Gallery of Data Visualization
This page is dedicated to
John W. Tukey, who taught us all
that seeing may be believing or disbelieving,
but above all, data analysis involves visual, as well as statistical, understanding.
- Like good writing, good graphical displays of data communicate ideas with clarity, precision, and efficiency.
- Like poor writing, bad graphical displays distort or obscure the data, make it harder to understand or compare, or otherwise thwart the communicative effect which the graph should convey.
Do you know of other examples of the Best or Worst in Statistical Graphics on the Web? Send me an email with the URL and a brief description.
These pages are organized as a collection of images, along with a few of the 1000 words each may be worth and some links to original sources. To reduce transmission time, most of the images are presented as thumbnails, with links to larger originals. Click on the thumnail image or on the words "Full size".
|Historical milestones||The Lie Factor|
|Bright ideas||Goosed-Up Graphics|
|Graphical Excellence||Missed Opportunities|
|Visual explanation||Context: Compared to What?|
|Visual delights||Have Something to Say|
- Related links
- ACCENT: Principles for effective graphical display - A six-letter acronym for better graphical communication
- Re-Visions of Minard- A challenge to reproduce or improve on the the best statistical graphic ever drawn
- Milestones in the History of Thematic Cartography, Statistical Graphics and Data Visualization - The entire history of data visualization at your finger tips
- Timelines and Visual Histories - A gallery of ideas for visualizing historical topics
- The First (Known) Statistical Graph: Michael Florent van Langren and the "Secret" of Longitude - Supplementary materials
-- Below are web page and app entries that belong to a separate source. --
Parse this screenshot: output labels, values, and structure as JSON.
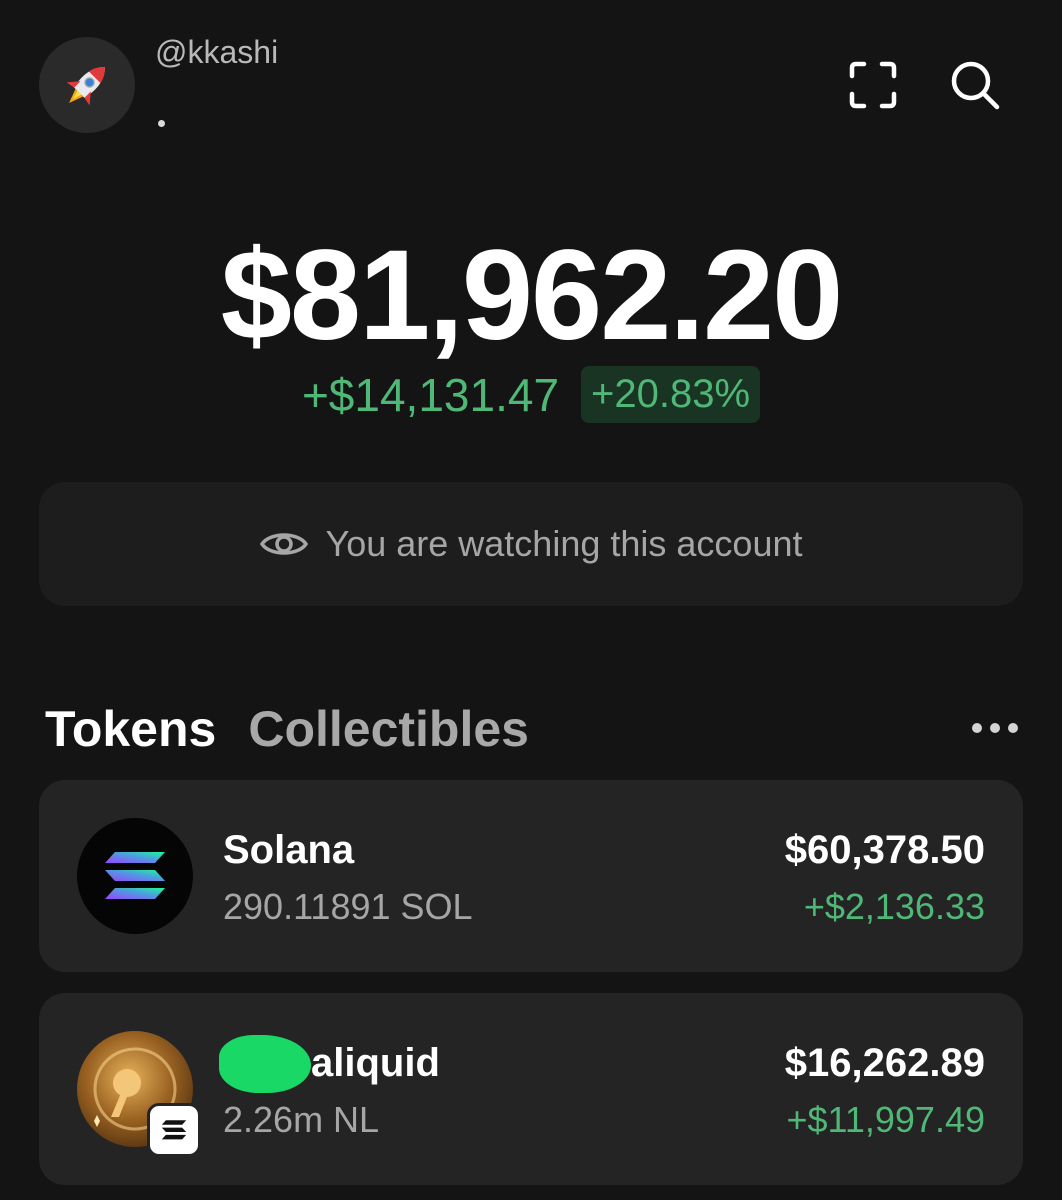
{
  "header": {
    "username": "@kkashi",
    "avatar_icon": "rocket-icon",
    "scan_icon": "scan-frame-icon",
    "search_icon": "search-icon"
  },
  "portfolio": {
    "balance": "$81,962.20",
    "change_amount": "+$14,131.47",
    "change_percent": "+20.83%"
  },
  "watch_banner": {
    "icon": "eye-icon",
    "text": "You are watching this account"
  },
  "tabs": [
    {
      "label": "Tokens",
      "active": true
    },
    {
      "label": "Collectibles",
      "active": false
    }
  ],
  "more_icon": "more-horizontal-icon",
  "tokens": [
    {
      "name": "Solana",
      "quantity": "290.11891 SOL",
      "value": "$60,378.50",
      "change": "+$2,136.33",
      "icon": "solana-icon"
    },
    {
      "name": "aliquid",
      "quantity": "2.26m NL",
      "value": "$16,262.89",
      "change": "+$11,997.49",
      "icon": "token-logo-icon"
    }
  ],
  "colors": {
    "background": "#141414",
    "card": "#242424",
    "positive": "#4fb877",
    "positive_badge_bg": "#1a3424"
  }
}
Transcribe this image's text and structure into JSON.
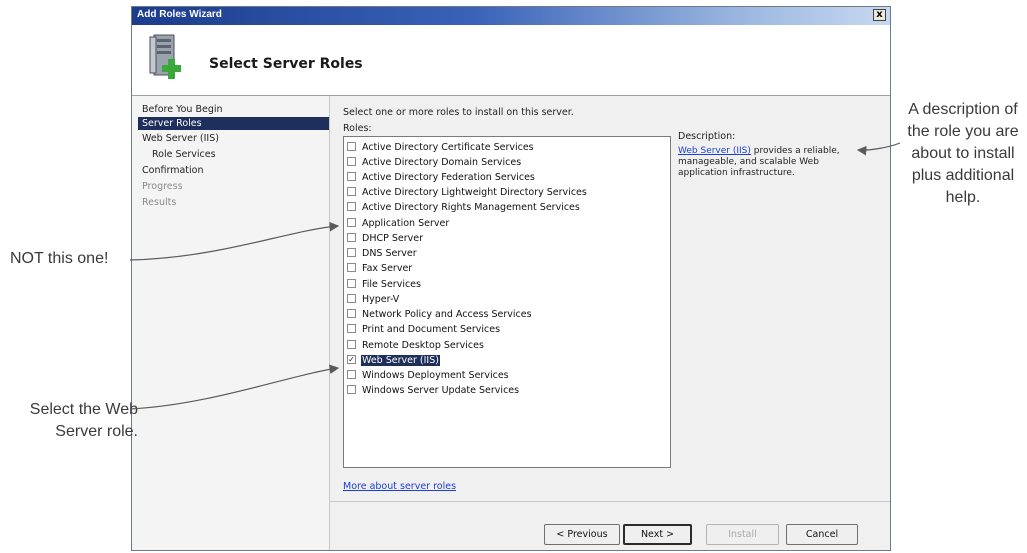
{
  "window": {
    "title": "Add Roles Wizard",
    "close_glyph": "x",
    "header_title": "Select Server Roles",
    "header_icon": "server-roles-icon"
  },
  "nav": {
    "items": [
      {
        "label": "Before You Begin",
        "state": "normal"
      },
      {
        "label": "Server Roles",
        "state": "active"
      },
      {
        "label": "Web Server (IIS)",
        "state": "normal"
      },
      {
        "label": "Role Services",
        "state": "sub"
      },
      {
        "label": "Confirmation",
        "state": "normal"
      },
      {
        "label": "Progress",
        "state": "disabled"
      },
      {
        "label": "Results",
        "state": "disabled"
      }
    ]
  },
  "main": {
    "instruction": "Select one or more roles to install on this server.",
    "roles_label": "Roles:",
    "roles": [
      {
        "label": "Active Directory Certificate Services",
        "checked": false
      },
      {
        "label": "Active Directory Domain Services",
        "checked": false
      },
      {
        "label": "Active Directory Federation Services",
        "checked": false
      },
      {
        "label": "Active Directory Lightweight Directory Services",
        "checked": false
      },
      {
        "label": "Active Directory Rights Management Services",
        "checked": false
      },
      {
        "label": "Application Server",
        "checked": false
      },
      {
        "label": "DHCP Server",
        "checked": false
      },
      {
        "label": "DNS Server",
        "checked": false
      },
      {
        "label": "Fax Server",
        "checked": false
      },
      {
        "label": "File Services",
        "checked": false
      },
      {
        "label": "Hyper-V",
        "checked": false
      },
      {
        "label": "Network Policy and Access Services",
        "checked": false
      },
      {
        "label": "Print and Document Services",
        "checked": false
      },
      {
        "label": "Remote Desktop Services",
        "checked": false
      },
      {
        "label": "Web Server (IIS)",
        "checked": true
      },
      {
        "label": "Windows Deployment Services",
        "checked": false
      },
      {
        "label": "Windows Server Update Services",
        "checked": false
      }
    ],
    "description_label": "Description:",
    "description_link": "Web Server (IIS)",
    "description_text": " provides a reliable, manageable, and scalable Web application infrastructure.",
    "more_link": "More about server roles"
  },
  "buttons": {
    "previous": "< Previous",
    "next": "Next >",
    "install": "Install",
    "cancel": "Cancel"
  },
  "annotations": {
    "description": "A description of the role you are about to install plus additional help.",
    "not_this": "NOT this one!",
    "select": "Select the Web Server role."
  },
  "colors": {
    "title_bar": "#1c3c8c",
    "selection": "#1e2f5c",
    "link": "#1a3fd6"
  }
}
- Florence Nightingale - Statistical Links
- Statistical animations - A few examples of animating statistical concepts and methods.